__What needs to be done__: Tell me how many lines in the data below hold the string "admin", and say nothing else.

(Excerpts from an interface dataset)
****************
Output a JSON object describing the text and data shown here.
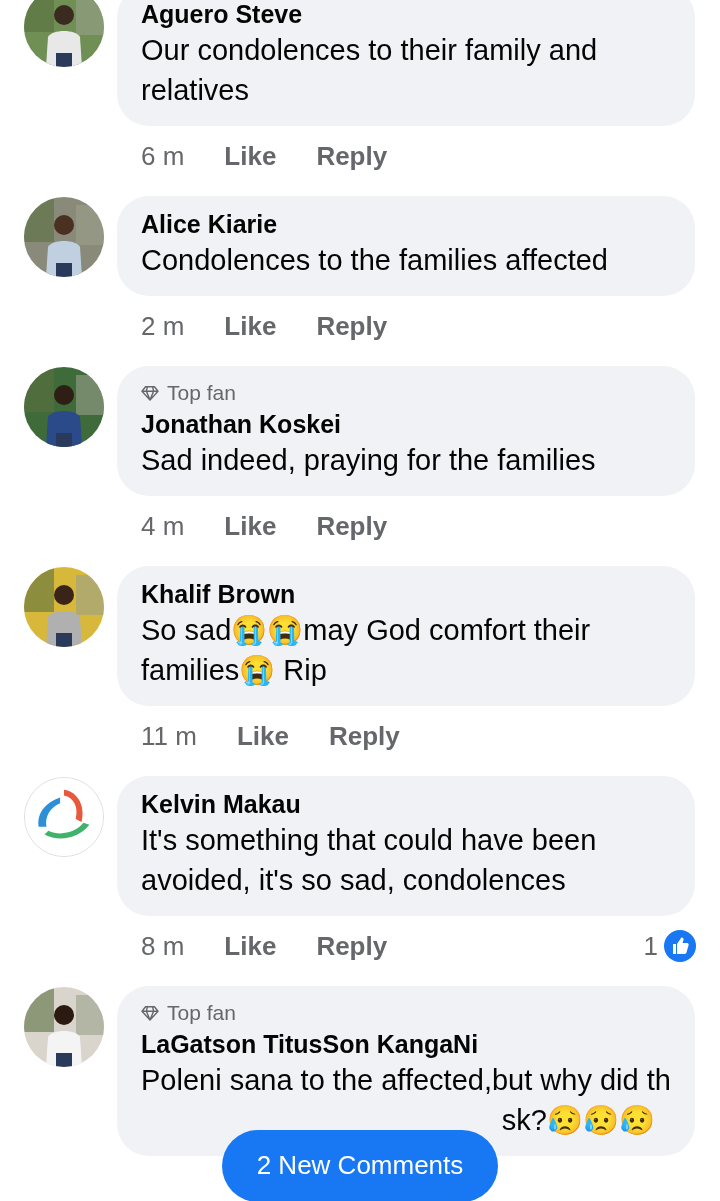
{
  "comments": [
    {
      "name": "Aguero Steve",
      "text": [
        "Our condolences to their family and relatives"
      ],
      "time": "6 m",
      "like": "Like",
      "reply": "Reply"
    },
    {
      "name": "Alice Kiarie",
      "text": [
        "Condolences to the families affected"
      ],
      "time": "2 m",
      "like": "Like",
      "reply": "Reply"
    },
    {
      "name": "Jonathan Koskei",
      "badge": "Top fan",
      "text": [
        "Sad indeed, praying for the families"
      ],
      "time": "4 m",
      "like": "Like",
      "reply": "Reply"
    },
    {
      "name": "Khalif Brown",
      "text": [
        "So sad😭😭may God comfort their families😭 Rip"
      ],
      "time": "11 m",
      "like": "Like",
      "reply": "Reply"
    },
    {
      "name": "Kelvin Makau",
      "text": [
        "It's something that could have been avoided, it's so sad, condolences"
      ],
      "time": "8 m",
      "like": "Like",
      "reply": "Reply",
      "reactions": "1"
    },
    {
      "name": "LaGatson TitusSon KangaNi",
      "badge": "Top fan",
      "text": [
        "Poleni sana to the affected,but why did th",
        "sk?😥😥😥"
      ]
    }
  ],
  "new_comments_button": "2 New Comments"
}
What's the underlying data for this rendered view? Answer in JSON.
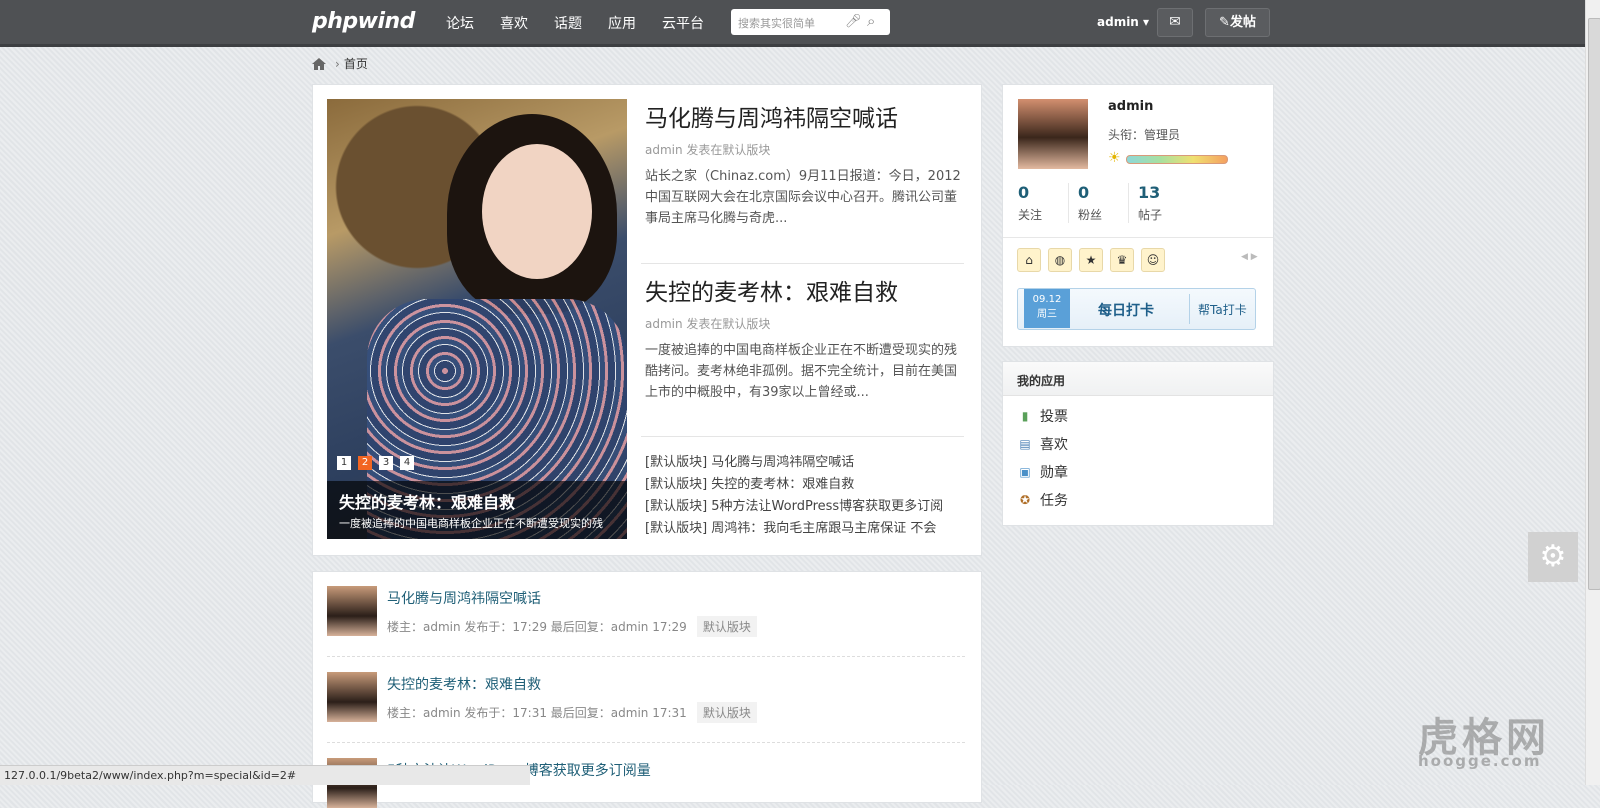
{
  "header": {
    "logo": "phpwind",
    "nav": [
      "论坛",
      "喜欢",
      "话题",
      "应用",
      "云平台"
    ],
    "search_placeholder": "搜索其实很简单",
    "user": "admin ▾",
    "post_label": "✎发帖"
  },
  "breadcrumb": {
    "home_label": "首页"
  },
  "slider": {
    "pages": [
      "1",
      "2",
      "3",
      "4"
    ],
    "active_page": "2",
    "caption_title": "失控的麦考林：艰难自救",
    "caption_desc": "一度被追捧的中国电商样板企业正在不断遭受现实的残"
  },
  "featured": [
    {
      "title": "马化腾与周鸿祎隔空喊话",
      "meta": "admin 发表在默认版块",
      "summary": "站长之家（Chinaz.com）9月11日报道：今日，2012中国互联网大会在北京国际会议中心召开。腾讯公司董事局主席马化腾与奇虎..."
    },
    {
      "title": "失控的麦考林：艰难自救",
      "meta": "admin 发表在默认版块",
      "summary": "一度被追捧的中国电商样板企业正在不断遭受现实的残酷拷问。麦考林绝非孤例。据不完全统计，目前在美国上市的中概股中，有39家以上曾经或..."
    }
  ],
  "post_list": [
    "[默认版块] 马化腾与周鸿祎隔空喊话",
    "[默认版块] 失控的麦考林：艰难自救",
    "[默认版块] 5种方法让WordPress博客获取更多订阅",
    "[默认版块] 周鸿祎：我向毛主席跟马主席保证 不会"
  ],
  "threads": [
    {
      "title": "马化腾与周鸿祎隔空喊话",
      "meta": "楼主：admin 发布于：17:29   最后回复：admin 17:29",
      "tag": "默认版块"
    },
    {
      "title": "失控的麦考林：艰难自救",
      "meta": "楼主：admin 发布于：17:31   最后回复：admin 17:31",
      "tag": "默认版块"
    },
    {
      "title": "5种方法让WordPress博客获取更多订阅量"
    }
  ],
  "profile": {
    "name": "admin",
    "title": "头衔：管理员",
    "stats": [
      {
        "value": "0",
        "label": "关注"
      },
      {
        "value": "0",
        "label": "粉丝"
      },
      {
        "value": "13",
        "label": "帖子"
      }
    ]
  },
  "checkin": {
    "date": "09.12",
    "weekday": "周三",
    "label": "每日打卡",
    "help": "帮Ta打卡"
  },
  "apps": {
    "title": "我的应用",
    "items": [
      "投票",
      "喜欢",
      "勋章",
      "任务"
    ]
  },
  "statusbar": "127.0.0.1/9beta2/www/index.php?m=special&id=2#",
  "watermark": {
    "title": "虎格网",
    "url": "hoogge.com"
  }
}
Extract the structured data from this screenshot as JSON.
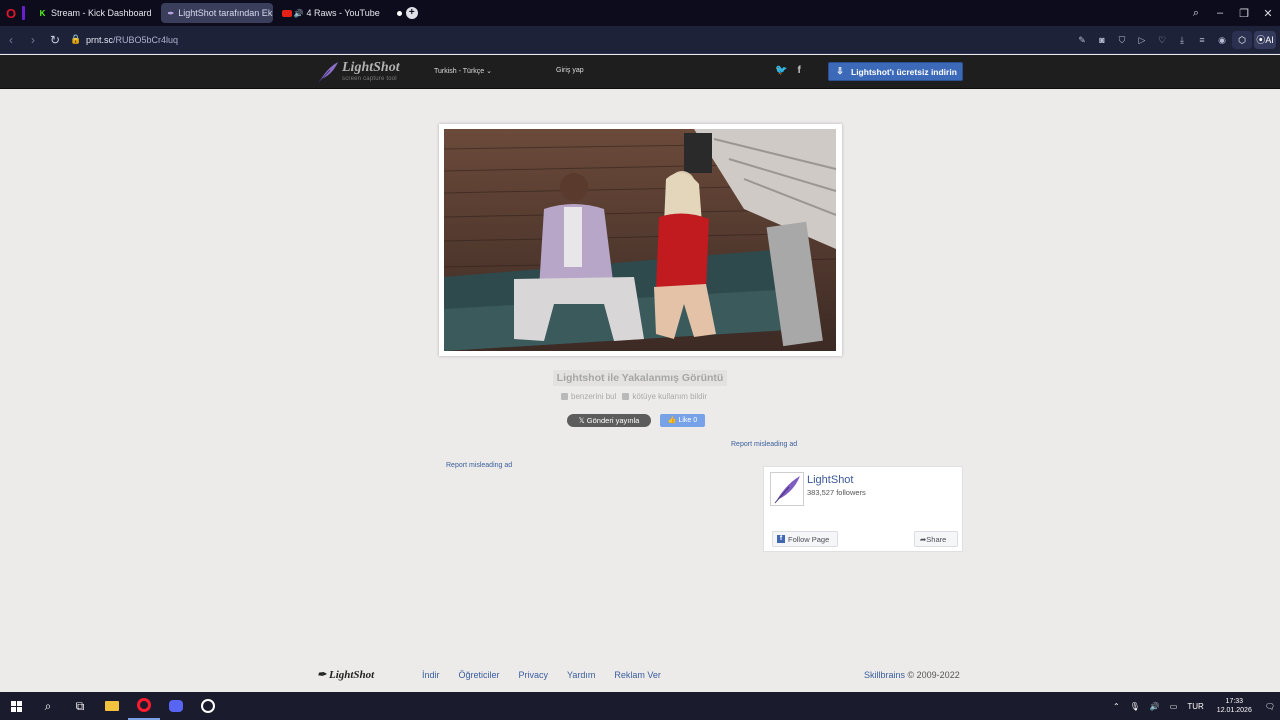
{
  "browser": {
    "tabs": [
      {
        "label": "Stream - Kick Dashboard",
        "active": false
      },
      {
        "label": "LightShot tarafından Ekra",
        "active": true
      },
      {
        "label": "4 Raws - YouTube",
        "active": false
      }
    ],
    "url_domain": "prnt.sc",
    "url_path": "/RUBO5bCr4luq"
  },
  "header": {
    "logo_title": "LightShot",
    "logo_subtitle": "screen capture tool",
    "language": "Turkish - Türkçe",
    "login": "Giriş yap",
    "download_label": "Lightshot'ı ücretsiz indirin"
  },
  "main": {
    "caption": "Lightshot ile Yakalanmış Görüntü",
    "find_similar": "benzerini bul",
    "report_abuse": "kötüye kullanım bildir",
    "tweet_label": "Gönderi yayınla",
    "like_label": "Like 0",
    "report_ad_right": "Report misleading ad",
    "report_ad_left": "Report misleading ad"
  },
  "facebook": {
    "name": "LightShot",
    "followers": "383,527 followers",
    "follow": "Follow Page",
    "share": "Share"
  },
  "footer": {
    "logo": "LightShot",
    "links": [
      "İndir",
      "Öğreticiler",
      "Privacy",
      "Yardım",
      "Reklam Ver"
    ],
    "company": "Skillbrains",
    "copyright": "© 2009-2022"
  },
  "taskbar": {
    "language": "TUR",
    "time": "17:33",
    "date": "12.01.2026"
  },
  "colors": {
    "page_bg": "#ecebea",
    "header_bg": "#1e1e1e",
    "download_btn": "#3d6ab8",
    "link": "#3a5e9c"
  }
}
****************
__Task output__: 6